Hedonism is the pursuit of pleasure and sensual self-indulgence. When applied to food, we conjure up high-priced luxuries like the Italian white Alba truffle—the “Mozart of mushrooms”—or the French black Périgord truffle—the “black magic apple of love.”

Hedonic food consumption is vivid—hence memorable. As we chew and swallow fine foodstuffs, we express satisfaction in facial expressions and vocal utterances. When hosts of the Food Channel’s The Best Thing I Ever Ate reminisce about glorious meals, their enthusiasm quaffs over into wide-eyed grins, “oohs and ahhs,” and the licking of lips.

Eating and drinking well creates neuronal memory traces. Put more artfully by the poet/novelist Jim Harrison, “goose bumps come with the divine conjunction of food and wine.”[1]  Where triggered by food nostalgia, copyrightable expression flies off the page and screen. This post examines how dining on truffles can transport you in the writer’s imagination.


Continue Reading

Richard Olney’s The French Menu Cookbook (1970) and Simple French Food (1974) profoundly shaped American food trends in the 20th century—mostly behind the scenes. They inspired Alice Waters as she launched Chez Panisse, igniting a fresh California cuisine revolution.

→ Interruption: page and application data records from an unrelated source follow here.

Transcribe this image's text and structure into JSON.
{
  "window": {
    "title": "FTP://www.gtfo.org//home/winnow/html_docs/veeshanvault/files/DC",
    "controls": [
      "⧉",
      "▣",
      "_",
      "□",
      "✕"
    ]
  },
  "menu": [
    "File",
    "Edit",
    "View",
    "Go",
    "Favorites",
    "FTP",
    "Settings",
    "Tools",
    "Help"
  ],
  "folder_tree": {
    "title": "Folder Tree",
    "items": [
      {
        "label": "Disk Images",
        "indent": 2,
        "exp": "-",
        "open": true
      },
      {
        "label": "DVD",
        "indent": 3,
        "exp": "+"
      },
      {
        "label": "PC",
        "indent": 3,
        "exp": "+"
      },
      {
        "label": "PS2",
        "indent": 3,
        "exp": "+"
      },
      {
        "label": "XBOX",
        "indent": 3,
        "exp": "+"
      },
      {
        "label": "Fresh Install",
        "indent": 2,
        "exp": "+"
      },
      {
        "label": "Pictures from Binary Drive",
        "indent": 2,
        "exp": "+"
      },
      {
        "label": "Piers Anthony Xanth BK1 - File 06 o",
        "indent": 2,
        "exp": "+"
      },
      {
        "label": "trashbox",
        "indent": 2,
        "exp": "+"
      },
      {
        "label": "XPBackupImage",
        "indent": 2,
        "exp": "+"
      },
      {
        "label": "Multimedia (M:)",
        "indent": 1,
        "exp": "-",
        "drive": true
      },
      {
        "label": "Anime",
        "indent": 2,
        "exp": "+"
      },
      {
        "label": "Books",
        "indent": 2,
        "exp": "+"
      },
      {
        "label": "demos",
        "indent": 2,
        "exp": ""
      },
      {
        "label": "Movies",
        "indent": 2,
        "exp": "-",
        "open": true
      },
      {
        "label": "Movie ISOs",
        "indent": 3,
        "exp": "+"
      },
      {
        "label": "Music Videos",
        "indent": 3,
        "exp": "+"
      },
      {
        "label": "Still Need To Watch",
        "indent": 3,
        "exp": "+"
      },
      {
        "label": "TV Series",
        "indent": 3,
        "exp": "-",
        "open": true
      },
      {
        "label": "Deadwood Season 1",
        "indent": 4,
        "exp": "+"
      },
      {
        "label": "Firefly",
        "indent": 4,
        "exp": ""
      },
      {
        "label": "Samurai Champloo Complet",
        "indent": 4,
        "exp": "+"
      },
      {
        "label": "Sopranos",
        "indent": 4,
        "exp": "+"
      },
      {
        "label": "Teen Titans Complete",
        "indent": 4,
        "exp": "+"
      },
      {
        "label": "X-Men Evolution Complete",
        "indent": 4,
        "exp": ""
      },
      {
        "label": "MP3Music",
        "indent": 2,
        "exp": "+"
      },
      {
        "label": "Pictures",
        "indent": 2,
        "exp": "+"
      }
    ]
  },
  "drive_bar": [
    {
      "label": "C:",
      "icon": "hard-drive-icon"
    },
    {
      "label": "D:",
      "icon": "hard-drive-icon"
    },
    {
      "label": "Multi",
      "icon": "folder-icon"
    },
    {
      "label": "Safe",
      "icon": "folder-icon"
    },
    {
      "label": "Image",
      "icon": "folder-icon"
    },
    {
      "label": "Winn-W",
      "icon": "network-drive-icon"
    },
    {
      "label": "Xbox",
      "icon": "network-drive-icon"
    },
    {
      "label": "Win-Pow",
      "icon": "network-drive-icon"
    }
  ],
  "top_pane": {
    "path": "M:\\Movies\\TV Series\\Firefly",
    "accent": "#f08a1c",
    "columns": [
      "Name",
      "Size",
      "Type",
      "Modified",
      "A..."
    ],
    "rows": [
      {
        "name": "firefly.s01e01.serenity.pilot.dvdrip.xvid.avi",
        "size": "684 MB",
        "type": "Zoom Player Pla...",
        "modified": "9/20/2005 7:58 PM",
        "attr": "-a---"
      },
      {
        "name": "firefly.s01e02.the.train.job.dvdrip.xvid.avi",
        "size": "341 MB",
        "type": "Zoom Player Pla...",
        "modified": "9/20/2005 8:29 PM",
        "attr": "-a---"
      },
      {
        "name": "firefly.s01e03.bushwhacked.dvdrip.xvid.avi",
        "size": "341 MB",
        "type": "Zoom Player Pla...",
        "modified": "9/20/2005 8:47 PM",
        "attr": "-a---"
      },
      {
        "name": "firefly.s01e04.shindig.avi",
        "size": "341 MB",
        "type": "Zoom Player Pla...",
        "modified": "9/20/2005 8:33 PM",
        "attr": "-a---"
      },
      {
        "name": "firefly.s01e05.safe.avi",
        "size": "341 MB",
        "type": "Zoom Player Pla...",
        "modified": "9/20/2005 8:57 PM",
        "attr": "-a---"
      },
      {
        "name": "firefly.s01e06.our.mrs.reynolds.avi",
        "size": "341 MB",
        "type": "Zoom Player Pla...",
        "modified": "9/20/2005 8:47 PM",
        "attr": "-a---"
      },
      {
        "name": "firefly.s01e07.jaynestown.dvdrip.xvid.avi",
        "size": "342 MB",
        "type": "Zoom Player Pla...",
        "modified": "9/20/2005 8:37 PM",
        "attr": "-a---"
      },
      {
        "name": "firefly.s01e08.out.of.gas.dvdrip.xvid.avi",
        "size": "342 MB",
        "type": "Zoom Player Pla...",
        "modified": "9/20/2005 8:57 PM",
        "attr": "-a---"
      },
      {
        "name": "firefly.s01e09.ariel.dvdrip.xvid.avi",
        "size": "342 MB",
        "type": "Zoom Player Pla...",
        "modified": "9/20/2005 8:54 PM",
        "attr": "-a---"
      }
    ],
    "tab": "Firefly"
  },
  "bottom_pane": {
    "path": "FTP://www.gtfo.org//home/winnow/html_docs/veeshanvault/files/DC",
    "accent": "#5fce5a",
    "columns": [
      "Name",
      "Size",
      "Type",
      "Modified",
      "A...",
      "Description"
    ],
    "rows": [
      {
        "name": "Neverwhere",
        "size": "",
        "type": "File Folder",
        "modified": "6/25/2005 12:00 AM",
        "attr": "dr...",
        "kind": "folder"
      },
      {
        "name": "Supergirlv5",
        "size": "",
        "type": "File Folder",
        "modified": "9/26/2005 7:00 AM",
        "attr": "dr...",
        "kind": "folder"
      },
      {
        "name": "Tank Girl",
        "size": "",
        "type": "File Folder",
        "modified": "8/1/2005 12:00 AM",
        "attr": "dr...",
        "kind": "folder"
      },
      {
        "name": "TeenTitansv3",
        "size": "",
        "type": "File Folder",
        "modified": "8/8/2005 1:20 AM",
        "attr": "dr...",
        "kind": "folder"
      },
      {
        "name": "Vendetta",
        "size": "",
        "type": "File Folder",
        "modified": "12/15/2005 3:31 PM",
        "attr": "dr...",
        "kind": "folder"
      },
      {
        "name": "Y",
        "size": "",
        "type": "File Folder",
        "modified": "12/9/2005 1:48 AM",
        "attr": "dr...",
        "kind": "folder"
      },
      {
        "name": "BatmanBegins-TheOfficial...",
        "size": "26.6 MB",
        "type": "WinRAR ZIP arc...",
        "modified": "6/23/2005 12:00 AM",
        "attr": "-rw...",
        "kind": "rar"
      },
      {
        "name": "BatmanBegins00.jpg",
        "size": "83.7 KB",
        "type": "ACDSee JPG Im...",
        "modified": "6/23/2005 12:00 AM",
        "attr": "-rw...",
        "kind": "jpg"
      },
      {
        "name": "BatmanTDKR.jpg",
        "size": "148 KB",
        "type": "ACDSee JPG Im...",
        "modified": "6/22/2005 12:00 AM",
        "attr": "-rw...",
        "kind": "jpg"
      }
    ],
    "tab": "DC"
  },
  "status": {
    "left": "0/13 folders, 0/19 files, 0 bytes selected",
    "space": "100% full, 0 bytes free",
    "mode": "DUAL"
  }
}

She, James Beard and Julia Child would all make regular pilgrimages to Olney’s hermitage dwelling in Provence to dine with this genius of the palate.

Success spawns copycats. The culprit here is Richard Nelson’s American Cooking (1983). It is filled with recipes copied verbatim from Simple French Food (and other cookbooks). When food journalists uncovered Nelson’s pilfering, a plagiarism firestorm ensued. But did his blatant recipe copying violate U.S. copyright laws? The answer is nuanced.

Careless recipe gathering derailed Nelson’s once promising career. This post examines the merits of a copyright lawsuit Olney filed to protect his professional reputation.


Continue Reading

Pecans are a microcosm of Americana.  As the Stuart Pecan Company would brag in 1893: ‘We [Americans] have rightfully a monopoly upon the nut.’”[1] Wild pecan trees proliferate in riverine ecosystems coursing through the southern United States.  Their domesticated, often patented counterparts now satisfy huge consumer demand for these indigenous nuts, once vital to tribal commerce.  Indeed, the name pecan is derived “from an Algonquin word meaning, loosely translated, ‘a nut too hard to crack by hand.’” Closer scrutiny of my favorite bourbon pecan pie recipe offers some unusual insights into the importance of plant patents, what copyright originality means as applied to classic recipes, and into chef brands tarnished by the #MeToo social movement.  This post cracks open these peculiarly American socio-legal issues.
Continue Reading